Task instructions
Word for word, restate the listing that follows and leave out the images.
═══
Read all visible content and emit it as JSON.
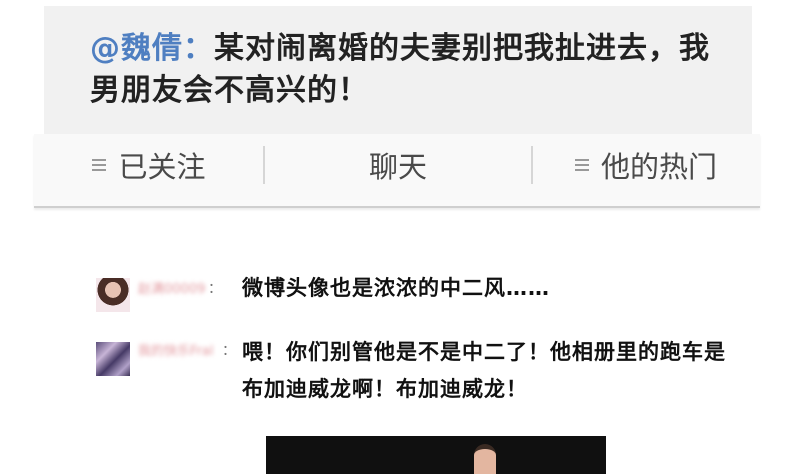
{
  "post": {
    "author": "@魏倩：",
    "text": "某对闹离婚的夫妻别把我扯进去，我男朋友会不高兴的！"
  },
  "tabs": {
    "follow": "已关注",
    "chat": "聊天",
    "hot": "他的热门"
  },
  "icons": {
    "menu": "menu-lines-icon"
  },
  "comments": [
    {
      "user": "赵满00009",
      "colon": "：",
      "text": "微博头像也是浓浓的中二风……"
    },
    {
      "user": "我的快乐Fral",
      "colon": "：",
      "text": "喂！你们别管他是不是中二了！他相册里的跑车是布加迪威龙啊！布加迪威龙！"
    }
  ],
  "colors": {
    "author": "#4f7fc1",
    "card_bg": "#f1f1f1",
    "tab_text": "#4a4a4a"
  }
}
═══
Exercise answer
Read all visible content and emit it as JSON.
{
  "post": {
    "author": "@魏倩：",
    "text": "某对闹离婚的夫妻别把我扯进去，我男朋友会不高兴的！"
  },
  "tabs": {
    "follow": "已关注",
    "chat": "聊天",
    "hot": "他的热门"
  },
  "icons": {
    "menu": "menu-lines-icon"
  },
  "comments": [
    {
      "user": "赵满00009",
      "colon": "：",
      "text": "微博头像也是浓浓的中二风……"
    },
    {
      "user": "我的快乐Fral",
      "colon": "：",
      "text": "喂！你们别管他是不是中二了！他相册里的跑车是布加迪威龙啊！布加迪威龙！"
    }
  ],
  "colors": {
    "author": "#4f7fc1",
    "card_bg": "#f1f1f1",
    "tab_text": "#4a4a4a"
  }
}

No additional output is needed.